You may know by now that the Sars-Cov-2 virus and its associated disease Covid-19 are respiratory in nature. The virus is transmitted from person to person through close contact via droplets in the air.
Notwithstanding widespread vaccination, its spread can therefore only be slowed by drastically reducing close contact between people. There is no other meaningful way of controlling or eliminating it.
Well, there is one other way, it turns out. You can just hold a press conference, give the virus a very stern talking to, and hope for the best. If infection rates, deaths and hospitalisations are on the rise, if all the evidence indicates that the measures you’ve taken aren’t working, you can always wheel out the Downing Street lecterns, look down the barrel of the camera and show the virus who’s boss.

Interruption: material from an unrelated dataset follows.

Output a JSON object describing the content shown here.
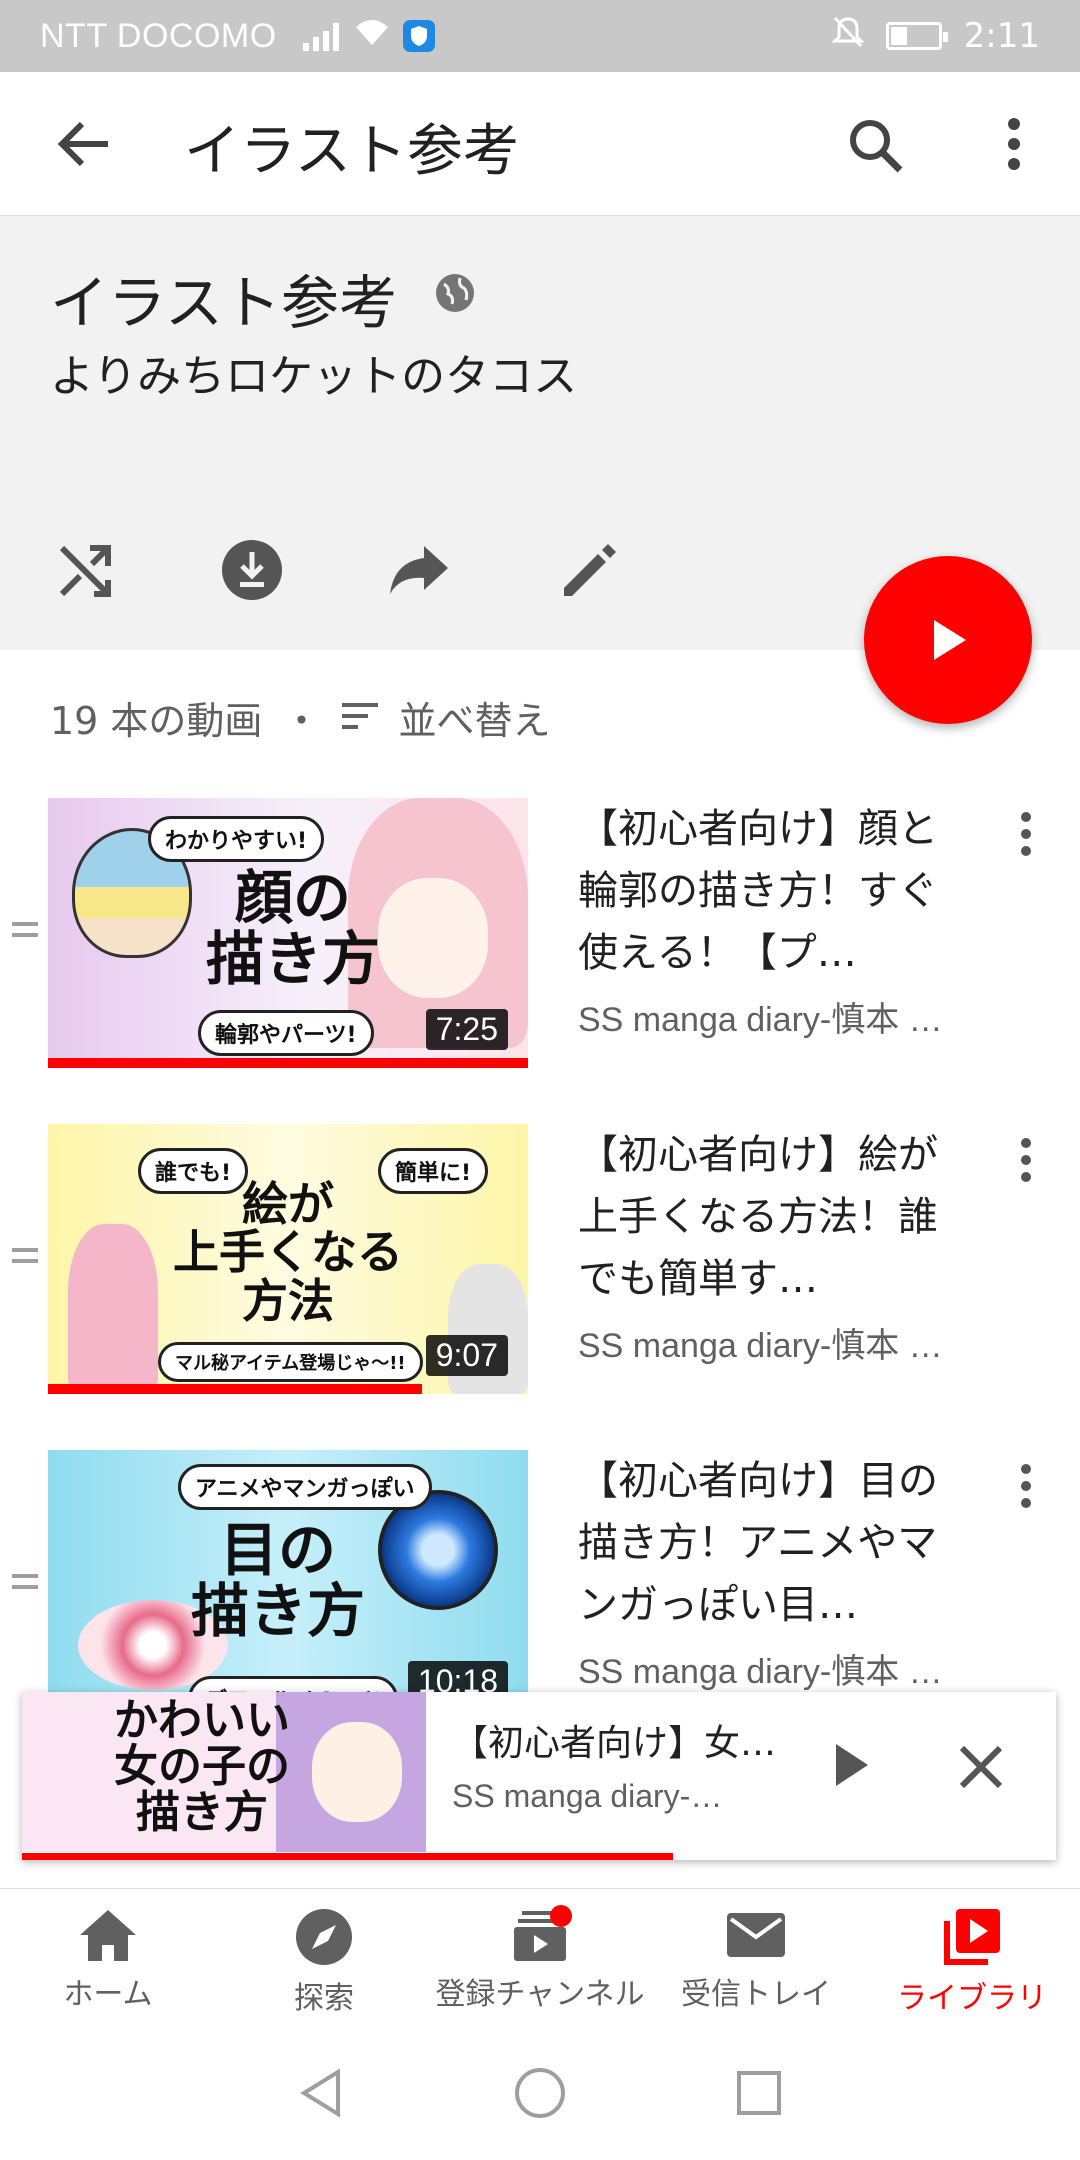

That’ll work. Won’t it? This sort of thing has worked before. In the wake of appalling terrorist attacks, political leaders tend to like nothing more than to reach for as much steadfast resolve as they can personally summon up, and to tell the watching terrorists that we will not be terrorised, that they cannot win, that our values will long outlast theirs, etc etc etc.
And this is where Boris Johnson now is with the coronavirus. There can be no other explanation for the sudden return of the 5pm press briefing, the return of his two chief scientific advisors, for an address to the nation, weighed down with all the gravity of great importance, but in which nothing of any significance at all was said.

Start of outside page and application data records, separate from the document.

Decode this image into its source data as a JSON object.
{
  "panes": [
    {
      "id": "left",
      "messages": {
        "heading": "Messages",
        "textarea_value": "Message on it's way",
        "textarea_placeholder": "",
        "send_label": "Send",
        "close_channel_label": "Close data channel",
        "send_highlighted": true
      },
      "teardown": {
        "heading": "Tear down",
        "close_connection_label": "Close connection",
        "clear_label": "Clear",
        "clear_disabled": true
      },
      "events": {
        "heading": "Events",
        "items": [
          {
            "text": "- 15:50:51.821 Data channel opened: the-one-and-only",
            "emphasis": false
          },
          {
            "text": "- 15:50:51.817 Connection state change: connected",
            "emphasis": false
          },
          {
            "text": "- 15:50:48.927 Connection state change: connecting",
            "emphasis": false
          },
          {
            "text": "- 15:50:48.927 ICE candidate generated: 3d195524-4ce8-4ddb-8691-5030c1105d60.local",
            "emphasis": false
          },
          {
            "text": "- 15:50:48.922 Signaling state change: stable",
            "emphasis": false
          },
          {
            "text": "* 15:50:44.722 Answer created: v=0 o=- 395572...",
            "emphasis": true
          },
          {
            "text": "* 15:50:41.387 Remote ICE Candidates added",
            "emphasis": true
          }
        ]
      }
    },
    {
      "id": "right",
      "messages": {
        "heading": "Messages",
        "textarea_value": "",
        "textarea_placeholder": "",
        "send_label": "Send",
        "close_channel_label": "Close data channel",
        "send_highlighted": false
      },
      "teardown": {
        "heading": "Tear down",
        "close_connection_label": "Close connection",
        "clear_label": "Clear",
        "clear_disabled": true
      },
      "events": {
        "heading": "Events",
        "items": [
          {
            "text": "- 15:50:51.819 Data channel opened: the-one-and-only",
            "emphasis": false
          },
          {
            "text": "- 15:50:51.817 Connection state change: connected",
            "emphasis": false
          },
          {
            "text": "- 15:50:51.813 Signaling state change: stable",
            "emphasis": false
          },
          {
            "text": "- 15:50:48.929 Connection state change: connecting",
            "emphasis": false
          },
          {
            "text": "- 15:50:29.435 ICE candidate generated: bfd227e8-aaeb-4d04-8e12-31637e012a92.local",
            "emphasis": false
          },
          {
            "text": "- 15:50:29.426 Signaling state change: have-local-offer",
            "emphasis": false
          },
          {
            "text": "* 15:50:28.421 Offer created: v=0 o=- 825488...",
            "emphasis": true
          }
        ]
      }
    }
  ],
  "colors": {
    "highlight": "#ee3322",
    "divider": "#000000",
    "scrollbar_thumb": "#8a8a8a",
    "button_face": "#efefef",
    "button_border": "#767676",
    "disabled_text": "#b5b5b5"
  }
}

Britain, he said, doesn’t want to “throw in the sponge” it wants to “fight and defeat the virus.” These words, we must assume, were there for the virus’s benefit. There it was, just latching its little glycoprotein spikes on to the fleshy walls of some poor person’s oesophagus when, partly obscured by its victim’s dangling tonsils, it catches the sight of Sky News left on in the corner of a room. It sees the prime minster talking as tough as a man who feels far more at home deliberately getting himself stuck on a zipwire for attention can. And, in a state of sudden panic, the virus decides to just give up die instead.
That’s the strategy, anyway. There certainly isn’t another one. Just read out the numbers, roll out the graphs, make it clear that everything’s getting much worse very quickly so just carry on what you’re doing.

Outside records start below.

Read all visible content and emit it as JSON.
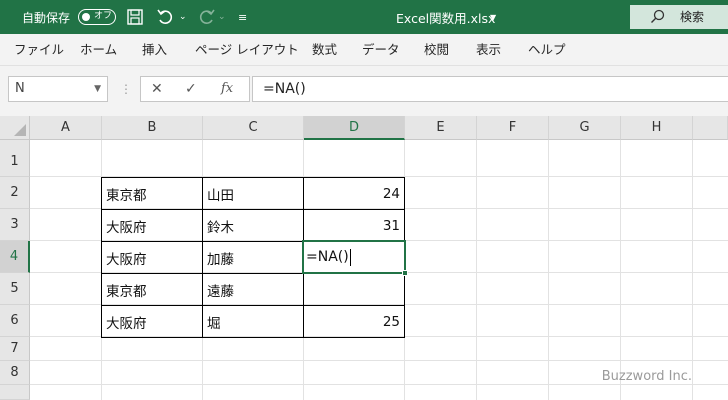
{
  "titlebar": {
    "autosave_label": "自動保存",
    "autosave_state": "オフ",
    "filename": "Excel関数用.xlsx",
    "search_label": "検索",
    "bg_color": "#217346"
  },
  "ribbon": {
    "tabs": [
      "ファイル",
      "ホーム",
      "挿入",
      "ページ レイアウト",
      "数式",
      "データ",
      "校閲",
      "表示",
      "ヘルプ"
    ]
  },
  "formula_bar": {
    "name_box": "N",
    "formula": "=NA()",
    "fx_label": "fx"
  },
  "grid": {
    "columns": [
      "A",
      "B",
      "C",
      "D",
      "E",
      "F",
      "G",
      "H"
    ],
    "rows": [
      "1",
      "2",
      "3",
      "4",
      "5",
      "6",
      "7",
      "8"
    ],
    "selected_column": "D",
    "selected_row": "4",
    "cells": {
      "B2": "東京都",
      "C2": "山田",
      "D2": "24",
      "B3": "大阪府",
      "C3": "鈴木",
      "D3": "31",
      "B4": "大阪府",
      "C4": "加藤",
      "D4": "=NA()",
      "B5": "東京都",
      "C5": "遠藤",
      "D5": "",
      "B6": "大阪府",
      "C6": "堀",
      "D6": "25"
    },
    "active_cell": "D4"
  },
  "watermark": "Buzzword Inc."
}
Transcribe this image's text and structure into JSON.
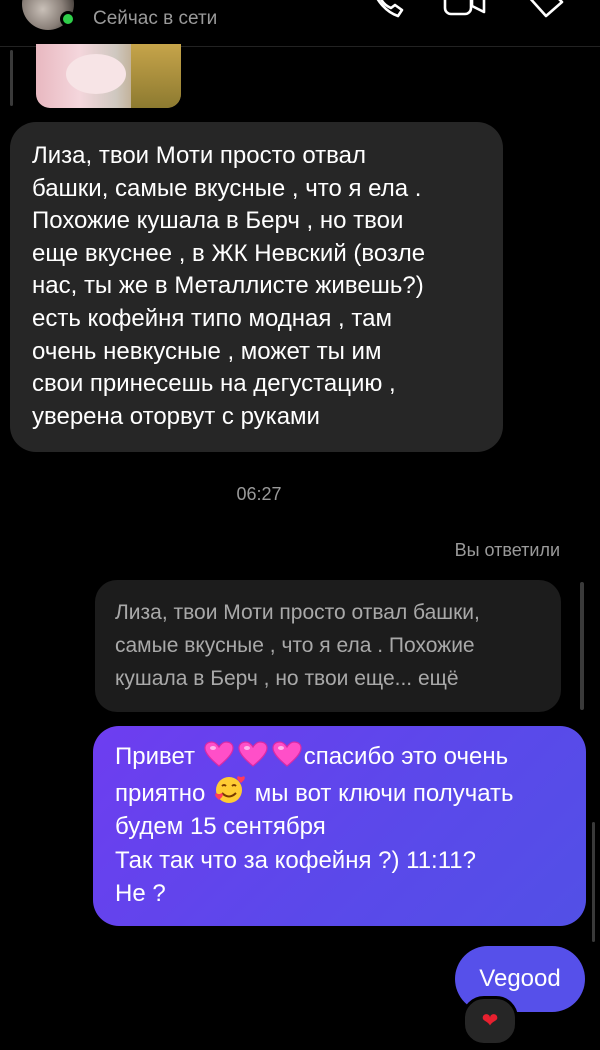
{
  "header": {
    "status": "Сейчас в сети",
    "icons": [
      "phone-icon",
      "video-camera-icon",
      "tag-icon"
    ],
    "online_color": "#2fcf4a"
  },
  "messages": {
    "incoming_text": "Лиза, твои Моти просто отвал\nбашки, самые вкусные , что я ела .\nПохожие кушала в Берч , но твои\nеще вкуснее , в ЖК Невский (возле\nнас, ты же в Металлисте живешь?)\nесть кофейня типо модная , там\nочень невкусные , может ты им\nсвои принесешь на дегустацию ,\nуверена оторвут с руками",
    "timestamp": "06:27",
    "replied_label": "Вы ответили",
    "quoted_text": "Лиза, твои Моти просто отвал башки,\nсамые вкусные , что я ела . Похожие\nкушала в Берч , но твои еще... ещё",
    "outgoing": {
      "line1_start": "Привет",
      "line1_end": "спасибо это очень",
      "line2_start": "приятно",
      "line2_end": "мы вот ключи получать",
      "line3": "будем 15 сентября",
      "line4": "Так так что за кофейня  ?)  11:11?",
      "line5": "Не ?"
    },
    "short_message": "Vegood",
    "reaction": "❤"
  },
  "colors": {
    "background": "#000000",
    "incoming_bubble": "#262626",
    "outgoing_bubble": "#5a49ea",
    "secondary_text": "#9a9a9a"
  }
}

Or not doing, as it happens. According to a fairly large and serious survey recently undertaken by the Financial Times, only 18 per cent of the population are currently adhering to the current Covid-19 restrictions.
The number who actually understand them was not made clear. But given, when asked, Johnson got them completely wrong on live television on Tuesday afternoon, 18 per cent seems optimistic.
Still, nothing wrong with that. It’s still not too late for optimism to sort all this out. We can still send the virus packing can’t we? By Christmas? In the ongoing coronavirus crisis, optimism is currently taking the role of the German car makers. It’s definitely going to step in and save us at some point. Just not quite yet.
That the chief scientific advisor, Sir Patrick Vallance said two things of note, one that we “don’t have the virus under control at the moment”, and the other the pointed answer to a question that scientists just give advice, ministers must take decisions, strongly intimate that, you know, maybe there had meant to be a point to all of this, but now there wasn’t. And that maybe the scientists weren’t all that happy about it.
Still, I’m sure we’ll find out soon enough. There’ll certainly be another press conference. It appears to be all we’ve got left.